"Schools must be safe places of learning and development for all children," Radhika Coomaraswamy, the UN top official on children, said.
"They should be zones of peace... those who attack schools and hospitals should know that they will be held accountable."
The UN further said it received reports of "recruitment and use of children by the Maoist armed groups, also known as the Naxalites, especially in some districts in Chhattisgarh state."
The report said the Indian National Commission for the Protection of Child Rights did not have reliable data to determine the number of children affected but the commission said that children were being killed and maimed as a direct result of violence.
"The government of India strongly condemns the acts of the Naxalites," the report said. On 18 November 2010, the Supreme Court did not approve of the Chhattisgarh government's idea to run schools at alternative sites without disturbing para-military personnel stationed in them in Naxal-hit districts of the state, the study noted.
On 18 January 2011, the Supreme Court ordered the Chhattisgarh government to vacate security forces from all educational institutions within four months.

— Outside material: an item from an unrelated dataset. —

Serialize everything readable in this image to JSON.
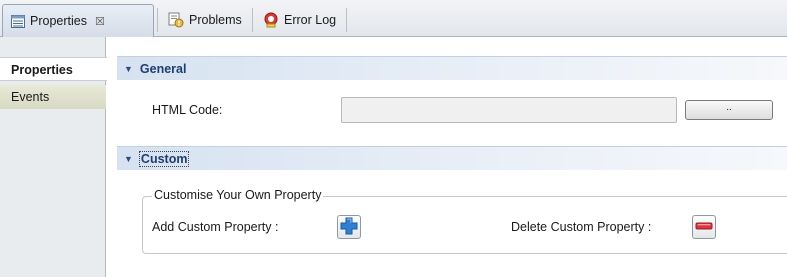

The report detailed violations of children's rights in 21 countries, which included all the South Asian countries -- India, Myanmar, Nepal, Pakistan and Sri Lanka. The annual report also lists those parties to conflict who recruit and use, kill and maim or commit rape and other forms of sexual violence against children in conflict.
"2010 proved another tragic year for children in conflicts all over the world," Coomaraswamy said. "We've taken no parties off of the list and added four more -- two in Yemen and two in Iraq."